The House has not yet taken any action on proposals to overhaul the state’s pension system for most public workers.
Last week, the Senate passed its version of a pension bill that included the recommendations of a task force convened to look at the state’s ailing pension system this summer. The pension system has roughly half the money it needs to pay all current and future retirees.
Senate Bill 2 would strike cost-of-living increases for current retirees and move new employees to a hybrid 401(k)-style plan that offers a guaranteed rate of return on investments.
A group representing unions and retirees blasted the Senate on Monday for voting on the bill before seeing an actuarial analysis by the Kentucky State Retirement System’s that showed the hybrid plan might cost more than continuing the existing defined-benefit pension system.
Democrats have also expressed concerns that SB 2 does not say how the state should find additional money to fully fund the pension system.
The system needs an additional $300 million in new funding beginning next fiscal year, but only about $100 million of that is for state employees whose salaries are paid for with state General Fund dollars.

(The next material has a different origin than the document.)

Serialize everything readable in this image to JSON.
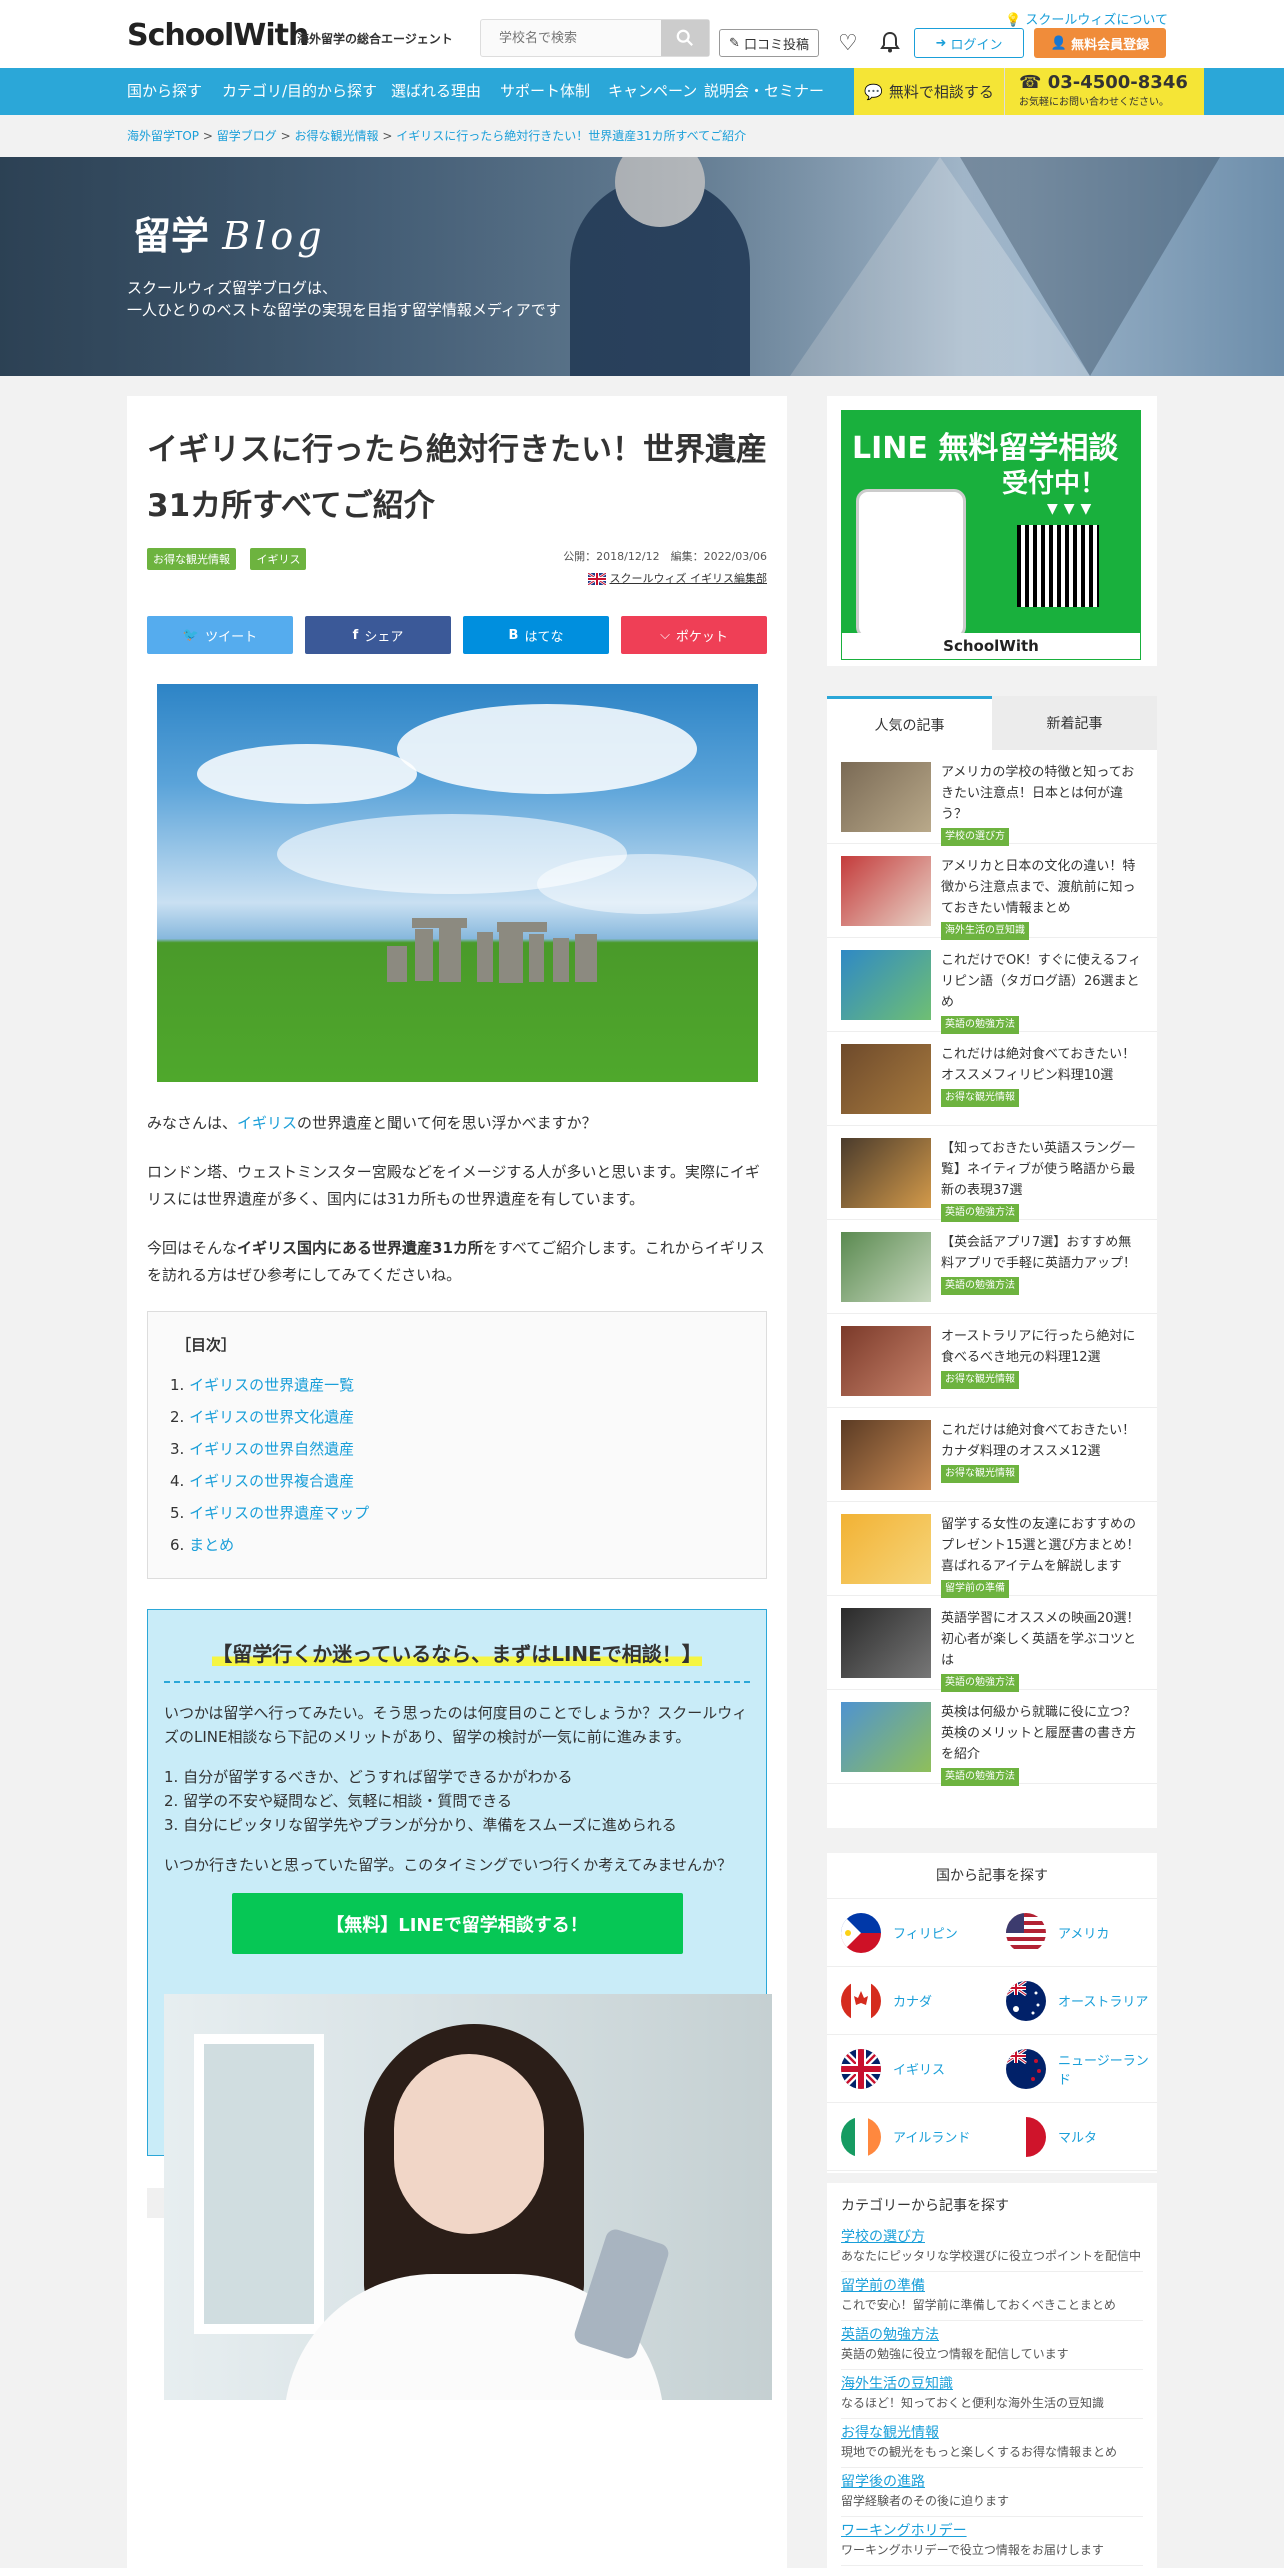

Senate Republicans have said a decision on where the additional money should come from can be made in 2014, when the legislature approves a two-year budget.
Senate President Robert Stivers, R-Manchester, said Tuesday he believes the funding could come from natural growth in state revenue as the economy picks up.
He noted that House Democrats would need support from Several Republicans to reach the 60 votes needed to approve a cigarette tax increase in the current legislative session. Tax issues in short, or 30-day, legislative sessions require three-fifths of a chamber’s vote to pass.
Stivers also said a cigarette tax hike is not a reliable funding source. When more smokers quit because of the tax increase, revenue will decline, he said.
But Stumbo said that revenue figures show after a cigarette tax increase that revenues decline slightly but will eventually level off to about $100 million a year.